I walk down the hall from Dynamic Fields feeling worried, frustrated, lost, even angry, and tired. I feel like I don't belong here, like I want to give up. The area in front of the room for Advanced Engineering Math (AEM) fills up with chatter and complaints about the proceeding Dynamic Fields lecture or nightmare of an exam. I sit down in my usual chair in AEM and after being walked through a few equations on the board, understand that somehow, everything is okay or at least will be eventually. 

Math is constant. It has always been there as a subject, and it is usually a confidence booster. Usually.
But it's structured well. You know what you're supposed to be learning, or know what formulas or methods to use, and know the extent of work you'll have to put in to do well. There's usually a point in Math. And it's the basis of everything we do in engineering and science.

I feel like life sometimes feels a little like Dynamic Fields: messy, complex, incomprehensible, and I have no idea what's going on. I see God's character revealed through math: constant, purposeful, and knowing.

 Realization: life is not a script, function, or lines of code. Of course it'd be simpler if it was. Of course it'd be a great deal more boring.

Sometimes looking ahead in Math, I get a glimpse of a crazy complicated equation with symbols I don't yet understand. Yet I know we'll learn about it and get there...eventually.

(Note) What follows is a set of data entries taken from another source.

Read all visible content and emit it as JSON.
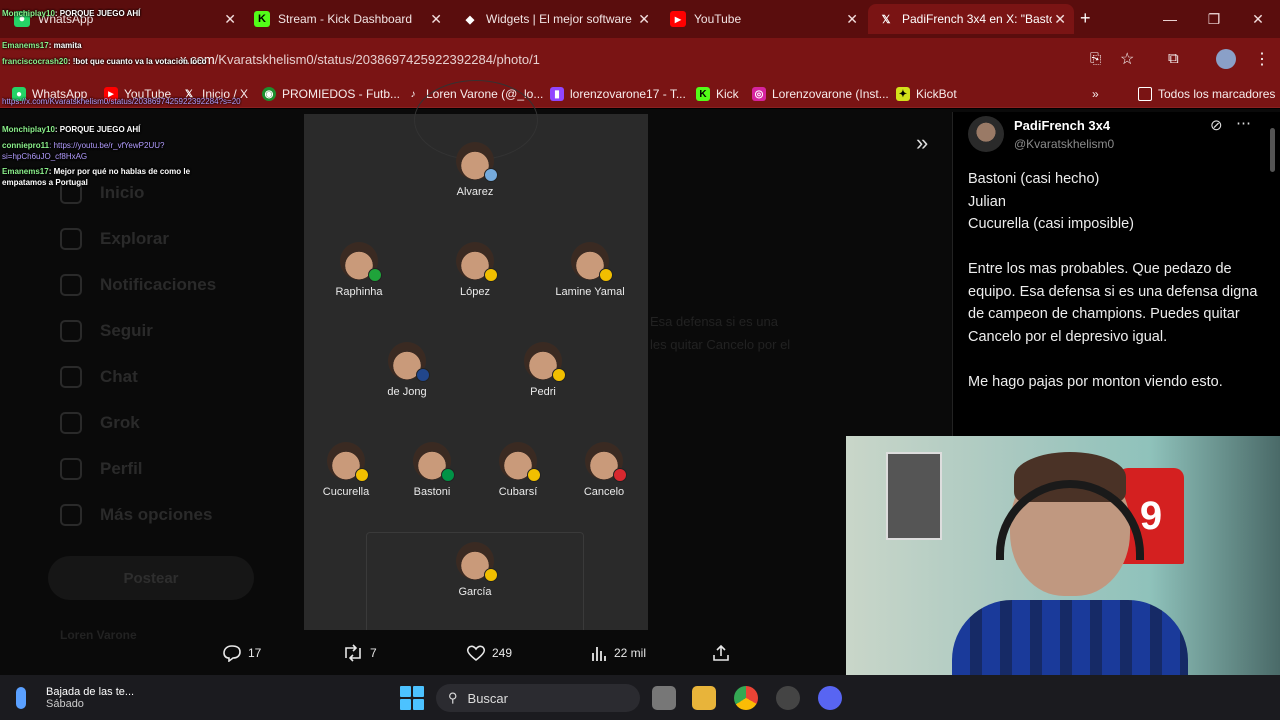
{
  "tabs": [
    {
      "label": "WhatsApp",
      "icon": "whatsapp-icon",
      "active": false
    },
    {
      "label": "Stream - Kick Dashboard",
      "icon": "kick-icon",
      "active": false
    },
    {
      "label": "Widgets | El mejor software",
      "icon": "widget-icon",
      "active": false
    },
    {
      "label": "YouTube",
      "icon": "youtube-icon",
      "active": false
    },
    {
      "label": "PadiFrench 3x4 en X: \"Bastoni",
      "icon": "x-icon",
      "active": true
    }
  ],
  "address": {
    "host": "x.com",
    "path": "/Kvaratskhelism0/status/2038697425922392284/photo/1"
  },
  "bookmarks": [
    {
      "label": "WhatsApp"
    },
    {
      "label": "YouTube"
    },
    {
      "label": "Inicio / X"
    },
    {
      "label": "PROMIEDOS - Futb..."
    },
    {
      "label": "Loren Varone (@_lo..."
    },
    {
      "label": "lorenzovarone17 - T..."
    },
    {
      "label": "Kick"
    },
    {
      "label": "Lorenzovarone (Inst..."
    },
    {
      "label": "KickBot"
    },
    {
      "label": "Todos los marcadores"
    }
  ],
  "leftnav": [
    "Inicio",
    "Explorar",
    "Notificaciones",
    "Seguir",
    "Chat",
    "Grok",
    "Perfil",
    "Más opciones"
  ],
  "post_button": "Postear",
  "footer_user": "Loren Varone",
  "bg_text": [
    "Esa defensa si es una",
    "les quitar Cancelo por el"
  ],
  "lineup": [
    {
      "name": "Alvarez",
      "flag": "#75aadb"
    },
    {
      "name": "Raphinha",
      "flag": "#1fa33a"
    },
    {
      "name": "López",
      "flag": "#f1bf00"
    },
    {
      "name": "Lamine Yamal",
      "flag": "#f1bf00"
    },
    {
      "name": "de Jong",
      "flag": "#21468b"
    },
    {
      "name": "Pedri",
      "flag": "#f1bf00"
    },
    {
      "name": "Cucurella",
      "flag": "#f1bf00"
    },
    {
      "name": "Bastoni",
      "flag": "#009246"
    },
    {
      "name": "Cubarsí",
      "flag": "#f1bf00"
    },
    {
      "name": "Cancelo",
      "flag": "#d8282f"
    },
    {
      "name": "García",
      "flag": "#f1bf00"
    }
  ],
  "actions": {
    "replies": "17",
    "reposts": "7",
    "likes": "249",
    "views": "22 mil"
  },
  "tweet": {
    "author": "PadiFrench 3x4",
    "handle": "@Kvaratskhelism0",
    "paragraphs": [
      [
        "Bastoni (casi hecho)",
        "Julian",
        "Cucurella (casi imposible)"
      ],
      [
        "Entre los mas probables. Que pedazo de equipo. Esa defensa si es una defensa digna de campeon de champions. Puedes quitar Cancelo por el depresivo igual."
      ],
      [
        "Me hago pajas por monton viendo esto."
      ]
    ]
  },
  "chat": [
    {
      "user": "Monchiplay10",
      "msg": ": PORQUE JUEGO AHÍ"
    },
    {
      "user": "Emanems17",
      "msg": ": mamita"
    },
    {
      "user": "franciscocrash20",
      "msg": ": !bot que cuanto va la votacion loco"
    },
    {
      "user": "",
      "msg": "https://x.com/Kvaratskhelism0/status/2038697425922392284?s=20",
      "link": true
    },
    {
      "user": "Monchiplay10",
      "msg": ": PORQUE JUEGO AHÍ"
    },
    {
      "user": "conniepro11",
      "msg": ": https://youtu.be/r_vfYewP2UU?si=hpCh6uJO_cf8HxAG",
      "link": true
    },
    {
      "user": "Emanems17",
      "msg": ": Mejor por qué no hablas de como le empatamos a Portugal"
    }
  ],
  "taskbar": {
    "weather_title": "Bajada de las te...",
    "weather_sub": "Sábado",
    "search": "Buscar"
  },
  "colors": {
    "tabstrip": "#5a0d0d",
    "toolbar": "#7a1414",
    "page_bg": "#0a0a0a",
    "photo_bg": "#2a2a2a"
  }
}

It's like God when I'm frustrated that I don't know what's going on is saying, "Don't worry, we'll get there....eventually."